Fourth, I talk to myself about me, my purpose in this world, my calling to represent Him well, my choice not to focus on myself but to focus on Him. I reaffirm that serving Him is my choice no matter how I feel.
Finally, I seek to engage with His word and continue to pray, accounting that He is listening even when I have no feeling of engagement. (But I must admit, usually by the end of step 2, I find that I have reconnected. There is something about worship that touches God’s heart and transforms ours.) Yet, in the times when I still feel remote, I choose to draw near to Him and trust that in His time He will draw near to me. And He always does.
Faith is trusting when we cannot see, banking that in the morning joy will return.
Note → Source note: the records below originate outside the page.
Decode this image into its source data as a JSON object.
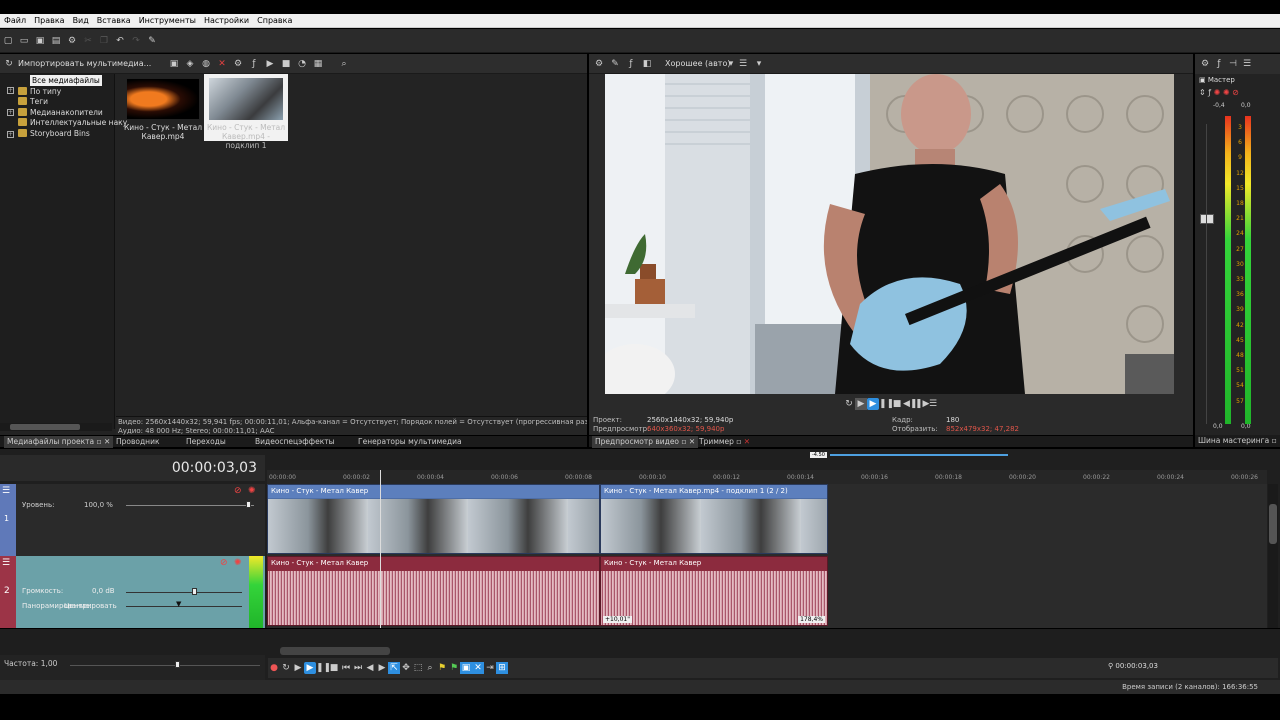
{
  "menu": [
    "Файл",
    "Правка",
    "Вид",
    "Вставка",
    "Инструменты",
    "Настройки",
    "Справка"
  ],
  "toolbar_icons": [
    "new-icon",
    "open-icon",
    "save-icon",
    "save-as-icon",
    "properties-icon",
    "undo-icon",
    "redo-icon",
    "snap-icon"
  ],
  "media": {
    "import_label": "Импортировать мультимедиа...",
    "tree": [
      "Все медиафайлы",
      "По типу",
      "Теги",
      "Медианакопители",
      "Интеллектуальные наку",
      "Storyboard Bins"
    ],
    "thumbs": [
      {
        "caption": "Кино - Стук - Метал Кавер.mp4"
      },
      {
        "caption": "Кино - Стук - Метал Кавер.mp4 - подклип 1"
      }
    ],
    "info_line1": "Видео: 2560x1440x32; 59,941 fps; 00:00:11,01; Альфа-канал = Отсутствует; Порядок полей = Отсутствует (прогрессивная развертка);",
    "info_line2": "Аудио: 48 000 Hz; Stereo; 00:00:11,01; AAC",
    "tabs": [
      "Медиафайлы проекта",
      "Проводник",
      "Переходы",
      "Видеоспецэффекты",
      "Генераторы мультимедиа"
    ]
  },
  "preview": {
    "quality": "Хорошее (авто)",
    "project_label": "Проект:",
    "project_value": "2560x1440x32; 59,940p",
    "preview_label": "Предпросмотр:",
    "preview_value": "640x360x32; 59,940p",
    "frame_label": "Кадр:",
    "frame_value": "180",
    "display_label": "Отобразить:",
    "display_value": "852x479x32; 47,282",
    "tabs": [
      "Предпросмотр видео",
      "Триммер"
    ]
  },
  "master": {
    "title": "Мастер",
    "peak_left": "-0,4",
    "peak_right": "0,0",
    "scale": [
      "3",
      "6",
      "9",
      "12",
      "15",
      "18",
      "21",
      "24",
      "27",
      "30",
      "33",
      "36",
      "39",
      "42",
      "45",
      "48",
      "51",
      "54",
      "57"
    ],
    "bottom_left": "0,0",
    "bottom_right": "0,0",
    "tab": "Шина мастеринга"
  },
  "timeline": {
    "timecode": "00:00:03,03",
    "zoom_badge": "-4.50",
    "ruler": [
      "00:00:00",
      "00:00:02",
      "00:00:04",
      "00:00:06",
      "00:00:08",
      "00:00:10",
      "00:00:12",
      "00:00:14",
      "00:00:16",
      "00:00:18",
      "00:00:20",
      "00:00:22",
      "00:00:24",
      "00:00:26"
    ],
    "video_track": {
      "level_label": "Уровень:",
      "level_value": "100,0 %",
      "clip1": "Кино - Стук - Метал Кавер",
      "clip2": "Кино - Стук - Метал Кавер.mp4 - подклип 1  (2 / 2)"
    },
    "audio_track": {
      "number": "2",
      "volume_label": "Громкость:",
      "volume_value": "0,0 dB",
      "pan_label": "Панорамирование:",
      "pan_value": "Центрировать",
      "clip1": "Кино - Стук - Метал Кавер",
      "clip2": "Кино - Стук - Метал Кавер",
      "badge_left": "+10,01\"",
      "badge_right": "178,4%"
    },
    "rate": "Частота: 1,00",
    "current_time": "00:00:03,03"
  },
  "status": {
    "record_time": "Время записи (2 каналов): 166:36:55"
  },
  "colors": {
    "accent": "#2e8fe0",
    "video_track": "#5f79b9",
    "audio_track": "#9c3447"
  }
}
I appreciate that you still have belief. I appreciate that you also recognize the evil within. Evil thoughts that come are temptations. What you do with those thoughts determines whether there is sin or righteousness (James 1:14-15). Choosing to embrace thoughts of good (Philippians 4:8) and the things above (Colossians 3:2) rather than those tempting thoughts of sin is what maturity in Christ is about.
I encourage you not to be cast down, but to know that such times of struggle are part of God’s good gifts to His own, demonstrating His loving training so that our faith may stand strong and robust and be able to withstand any storm that strikes the rock on which our house is built. Even during this time, do not give into sin and those bad thoughts that intrude. Rather, keep yourself spotless and in the love of God, pursuing Him and loving others.
I know this is difficult, especially in times you are not feeling well. But I encourage you to engage with others, and seek their prayers for mutual support during this time. If you continue to pursue God, you will find a depth of relationship with Him that will far surpass what you formerly experienced. Always remember that feelings can mislead. It may feel as though God left you, but really, has God left? Certainly not!
May the Father and His Spirit guide you more deeply into the love and experience of Jesus, who suffered for us leaving us an example that we should follow in His steps (1 Peter 2:21).
A fellow pilgrim,